_Your task_
All of the entries are to be restated word for word.

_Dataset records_
-- -- --

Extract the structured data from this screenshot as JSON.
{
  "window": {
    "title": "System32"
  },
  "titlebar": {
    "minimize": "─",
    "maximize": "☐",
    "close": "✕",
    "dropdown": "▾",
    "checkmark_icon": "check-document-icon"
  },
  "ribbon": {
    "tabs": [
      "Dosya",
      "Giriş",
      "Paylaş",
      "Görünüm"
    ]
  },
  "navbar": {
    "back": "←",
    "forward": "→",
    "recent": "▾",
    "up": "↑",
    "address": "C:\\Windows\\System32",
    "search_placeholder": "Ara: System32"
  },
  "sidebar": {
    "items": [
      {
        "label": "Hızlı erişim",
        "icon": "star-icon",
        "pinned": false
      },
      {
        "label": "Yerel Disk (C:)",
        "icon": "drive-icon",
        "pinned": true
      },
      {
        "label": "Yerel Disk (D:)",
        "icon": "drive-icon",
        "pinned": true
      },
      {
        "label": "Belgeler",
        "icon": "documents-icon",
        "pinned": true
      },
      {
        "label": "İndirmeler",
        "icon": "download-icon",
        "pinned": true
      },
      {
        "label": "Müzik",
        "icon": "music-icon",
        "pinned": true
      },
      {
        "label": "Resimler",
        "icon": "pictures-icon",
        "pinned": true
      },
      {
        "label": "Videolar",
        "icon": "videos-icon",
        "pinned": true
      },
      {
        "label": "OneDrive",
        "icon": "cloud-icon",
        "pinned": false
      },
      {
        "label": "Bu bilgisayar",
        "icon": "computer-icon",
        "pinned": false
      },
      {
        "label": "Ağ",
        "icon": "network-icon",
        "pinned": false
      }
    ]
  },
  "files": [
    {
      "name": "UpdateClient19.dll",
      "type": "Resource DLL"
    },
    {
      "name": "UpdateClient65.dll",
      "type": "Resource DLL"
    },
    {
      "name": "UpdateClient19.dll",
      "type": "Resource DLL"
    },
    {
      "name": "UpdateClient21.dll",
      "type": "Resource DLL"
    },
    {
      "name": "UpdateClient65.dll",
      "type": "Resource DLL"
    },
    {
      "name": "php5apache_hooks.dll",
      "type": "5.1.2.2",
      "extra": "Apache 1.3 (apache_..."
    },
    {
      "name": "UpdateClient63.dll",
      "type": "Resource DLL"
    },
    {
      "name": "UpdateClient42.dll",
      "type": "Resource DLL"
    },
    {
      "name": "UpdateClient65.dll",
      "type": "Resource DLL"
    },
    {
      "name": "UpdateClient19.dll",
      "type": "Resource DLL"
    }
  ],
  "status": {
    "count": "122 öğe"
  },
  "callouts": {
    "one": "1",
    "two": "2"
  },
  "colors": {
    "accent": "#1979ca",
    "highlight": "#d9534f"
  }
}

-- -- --

_Reply_
Extract the structured data from this screenshot as JSON.
{
  "window": {
    "title": "System32"
  },
  "titlebar": {
    "minimize": "─",
    "maximize": "☐",
    "close": "✕",
    "dropdown": "▾",
    "checkmark_icon": "check-document-icon"
  },
  "ribbon": {
    "tabs": [
      "Dosya",
      "Giriş",
      "Paylaş",
      "Görünüm"
    ]
  },
  "navbar": {
    "back": "←",
    "forward": "→",
    "recent": "▾",
    "up": "↑",
    "address": "C:\\Windows\\System32",
    "search_placeholder": "Ara: System32"
  },
  "sidebar": {
    "items": [
      {
        "label": "Hızlı erişim",
        "icon": "star-icon",
        "pinned": false
      },
      {
        "label": "Yerel Disk (C:)",
        "icon": "drive-icon",
        "pinned": true
      },
      {
        "label": "Yerel Disk (D:)",
        "icon": "drive-icon",
        "pinned": true
      },
      {
        "label": "Belgeler",
        "icon": "documents-icon",
        "pinned": true
      },
      {
        "label": "İndirmeler",
        "icon": "download-icon",
        "pinned": true
      },
      {
        "label": "Müzik",
        "icon": "music-icon",
        "pinned": true
      },
      {
        "label": "Resimler",
        "icon": "pictures-icon",
        "pinned": true
      },
      {
        "label": "Videolar",
        "icon": "videos-icon",
        "pinned": true
      },
      {
        "label": "OneDrive",
        "icon": "cloud-icon",
        "pinned": false
      },
      {
        "label": "Bu bilgisayar",
        "icon": "computer-icon",
        "pinned": false
      },
      {
        "label": "Ağ",
        "icon": "network-icon",
        "pinned": false
      }
    ]
  },
  "files": [
    {
      "name": "UpdateClient19.dll",
      "type": "Resource DLL"
    },
    {
      "name": "UpdateClient65.dll",
      "type": "Resource DLL"
    },
    {
      "name": "UpdateClient19.dll",
      "type": "Resource DLL"
    },
    {
      "name": "UpdateClient21.dll",
      "type": "Resource DLL"
    },
    {
      "name": "UpdateClient65.dll",
      "type": "Resource DLL"
    },
    {
      "name": "php5apache_hooks.dll",
      "type": "5.1.2.2",
      "extra": "Apache 1.3 (apache_..."
    },
    {
      "name": "UpdateClient63.dll",
      "type": "Resource DLL"
    },
    {
      "name": "UpdateClient42.dll",
      "type": "Resource DLL"
    },
    {
      "name": "UpdateClient65.dll",
      "type": "Resource DLL"
    },
    {
      "name": "UpdateClient19.dll",
      "type": "Resource DLL"
    }
  ],
  "status": {
    "count": "122 öğe"
  },
  "callouts": {
    "one": "1",
    "two": "2"
  },
  "colors": {
    "accent": "#1979ca",
    "highlight": "#d9534f"
  }
}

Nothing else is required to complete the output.